Remember all those pathetic TV and web ads the Obama administration ran urging young people to sign up for Obamacare? If not, humor me as I jar your memory. Let's see. There was 'Brosurance' and then Pajama Boy. And who could forget 'Your Mom Cares' -- that embarrassingly cheesy video featuring the mothers of Jonah Hill, Adam Levine, Alicia Keys and Jennifer Lopez, which included lines such as "Young people feel invincible," "Seriously do you want your mothers to have a nervous breakdown?" and "Taking care of yourself so your mothers can sleep and have a nice life after all they've done for you is not too much to ask." Michelle Obama even appeared at the end of the video, adding, "We nag you because we love you." (It's not surprising this ad bombed in the polls. Young people don't even like their own mothers telling them what to do.)
And in a spectacularly horrific move, the LGBT organization Out2Enroll released that Obamacare holiday "music video" aimed at young gay men (an ad that even the gay community denounced as "unrealistic" with "harmful stereotypes.") Personally, I found the ad to be nauseating and, well, nauseating.
I'm taking you on this little stroll down memory lane to make one point: The Obama administration doesn't understand young people. It was apparent then and it's even more apparent now. It amazes me that an administration that was able to grab over 60 percent of the youth vote in two presidential elections is completely incapable of treating them like the intelligent, hardworking adults that they are.
I'm a 28-year-old millennial and I can tell you that the botched Obamacare rollout and nonfunctional website resonated strongly with my generation. I work with people my age everyday. Most of them, including the ones who voted for Obama twice, no longer trust him. (The support percentage numbers have plummeted by almost 30 percent.) I'm part of a generation that barely has the patience to download a song on iTunes or wait more than 30 seconds for a Starbuck's order. It's laughable to expect us to spend weeks trying to sign up for a healthcare plan that we don't even want on a website that doesn't even work.
To President Obama and his sorry excuse for a marketing team, I would like to offer you a reminder. Young adults are quite capable of thinking for themselves (sometimes) and making decisions independent of others. If your Democratic Party is going to rally youth again in 2016, you need to stop treating them like idiots. (You might want to try applying this methodology to all Americans as well. Just a thought.) You need to focus on the issues that young people are focused on. The same people you are treating like infants are often working two and three jobs just to stay afloat in a crumbling economy. They're paying rent, voting for government officials, mapping out their career plans and even forming their own opinions about various political ideologies. (GASP!)

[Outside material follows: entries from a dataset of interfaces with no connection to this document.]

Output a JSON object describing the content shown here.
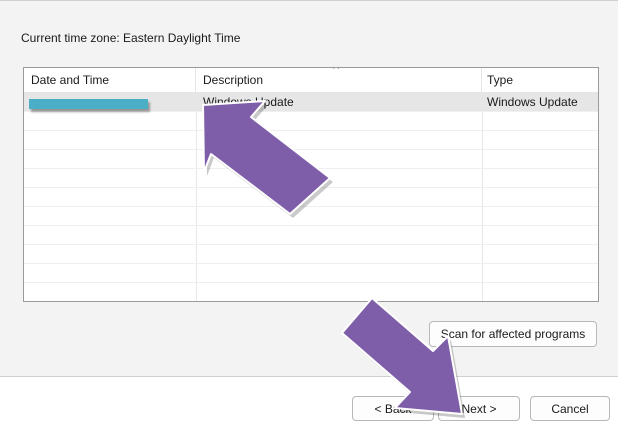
{
  "header": {
    "time_zone_label": "Current time zone: Eastern Daylight Time"
  },
  "restore_list": {
    "columns": [
      "Date and Time",
      "Description",
      "Type"
    ],
    "rows": [
      {
        "date_time": "",
        "description": "Windows Update",
        "type": "Windows Update"
      }
    ]
  },
  "actions": {
    "scan_label": "Scan for affected programs"
  },
  "footer": {
    "back_label": "< Back",
    "next_label": "Next >",
    "cancel_label": "Cancel"
  },
  "annotations": {
    "arrow_color": "#7e5ea8",
    "redaction_color": "#4aaec7"
  }
}
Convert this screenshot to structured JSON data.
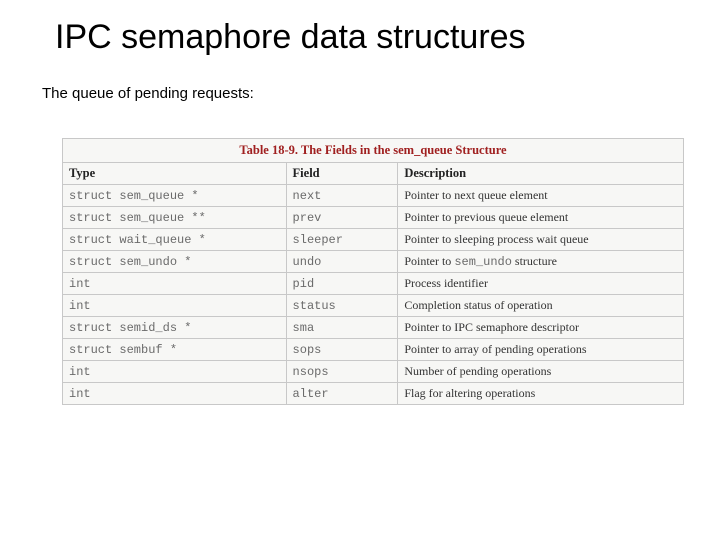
{
  "title": "IPC semaphore data structures",
  "subtitle": "The queue of pending requests:",
  "table": {
    "caption": "Table 18-9. The Fields in the sem_queue Structure",
    "headers": {
      "type": "Type",
      "field": "Field",
      "desc": "Description"
    },
    "rows": [
      {
        "type": "struct sem_queue *",
        "field": "next",
        "desc_pre": "Pointer to next queue element",
        "code": "",
        "desc_post": ""
      },
      {
        "type": "struct sem_queue **",
        "field": "prev",
        "desc_pre": "Pointer to previous queue element",
        "code": "",
        "desc_post": ""
      },
      {
        "type": "struct wait_queue *",
        "field": "sleeper",
        "desc_pre": "Pointer to sleeping process wait queue",
        "code": "",
        "desc_post": ""
      },
      {
        "type": "struct sem_undo *",
        "field": "undo",
        "desc_pre": "Pointer to ",
        "code": "sem_undo",
        "desc_post": " structure"
      },
      {
        "type": "int",
        "field": "pid",
        "desc_pre": "Process identifier",
        "code": "",
        "desc_post": ""
      },
      {
        "type": "int",
        "field": "status",
        "desc_pre": "Completion status of operation",
        "code": "",
        "desc_post": ""
      },
      {
        "type": "struct semid_ds *",
        "field": "sma",
        "desc_pre": "Pointer to IPC semaphore descriptor",
        "code": "",
        "desc_post": ""
      },
      {
        "type": "struct sembuf *",
        "field": "sops",
        "desc_pre": "Pointer to array of pending operations",
        "code": "",
        "desc_post": ""
      },
      {
        "type": "int",
        "field": "nsops",
        "desc_pre": "Number of pending operations",
        "code": "",
        "desc_post": ""
      },
      {
        "type": "int",
        "field": "alter",
        "desc_pre": "Flag for altering operations",
        "code": "",
        "desc_post": ""
      }
    ]
  }
}
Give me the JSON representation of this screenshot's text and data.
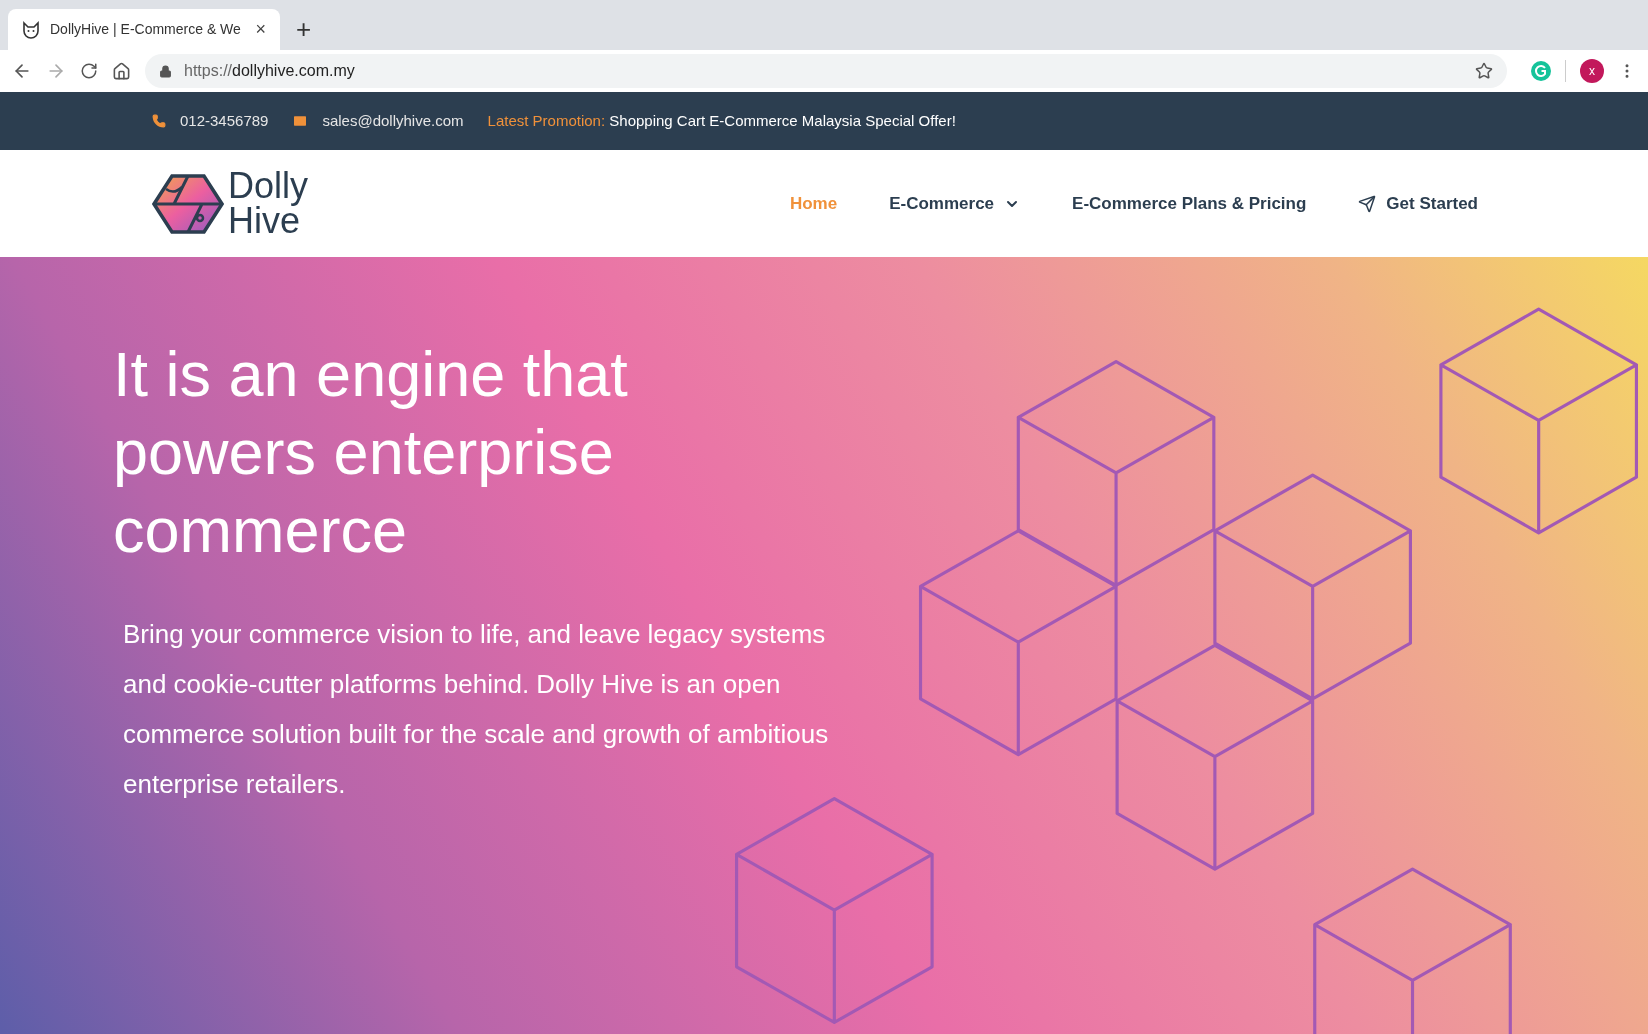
{
  "browser": {
    "tab": {
      "title": "DollyHive | E-Commerce & We",
      "close": "×"
    },
    "new_tab": "+",
    "url": {
      "scheme": "https://",
      "host": "dollyhive.com.my"
    },
    "profile": "x"
  },
  "topbar": {
    "phone": "012-3456789",
    "email": "sales@dollyhive.com",
    "promo_label": "Latest Promotion:",
    "promo_text": "Shopping Cart E-Commerce Malaysia Special Offer!"
  },
  "logo": {
    "line1": "Dolly",
    "line2": "Hive"
  },
  "nav": [
    {
      "label": "Home",
      "kind": "link",
      "selected": true
    },
    {
      "label": "E-Commerce",
      "kind": "dropdown",
      "selected": false
    },
    {
      "label": "E-Commerce Plans & Pricing",
      "kind": "link",
      "selected": false
    },
    {
      "label": "Get Started",
      "kind": "cta",
      "selected": false
    }
  ],
  "hero": {
    "heading": "It is an engine that powers enterprise commerce",
    "text": "Bring your commerce vision to life, and leave legacy systems and cookie-cutter platforms behind. Dolly Hive is an open commerce solution built for the scale and growth of ambitious enterprise retailers."
  }
}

Furthermore, Mr. President, it's ironic that, while you claim to support the interests of young people, many of your policies have been and continue to be detrimental to their futures. You've shoved mandatory healthcare down their throats and increased their premiums prior to Obamacare, forcing them to spend money that they would have liked to put toward student loan debt, apartment rent or a dependable car. With the implementation of Obamacare, you've also crushed the hiring abilities of many businesses and corporations where young people would like to start their careers. (It's no wonder the majority of college graduates are working low-paying jobs that don't require a degree. They can't find any work in their field of study.) And worst of all, you've created a cultural mindset of dependency that promotes, tolerates and allows reliance on the government rather than on the power of the individual.
Mr. President, you are suffering from a severe case of marketing failure. You've successfully turned off young voters.
GOP, this is your chance to pick up the ball that President Obama has dropped. This is your chance to shoot from half court and win the game at the buzzer. Remind the millennials that someone is looking out for their freedom. Remind them that this administration has continually restricted that freedom. After all, if there's one thing that young people love and value, it is their freedom.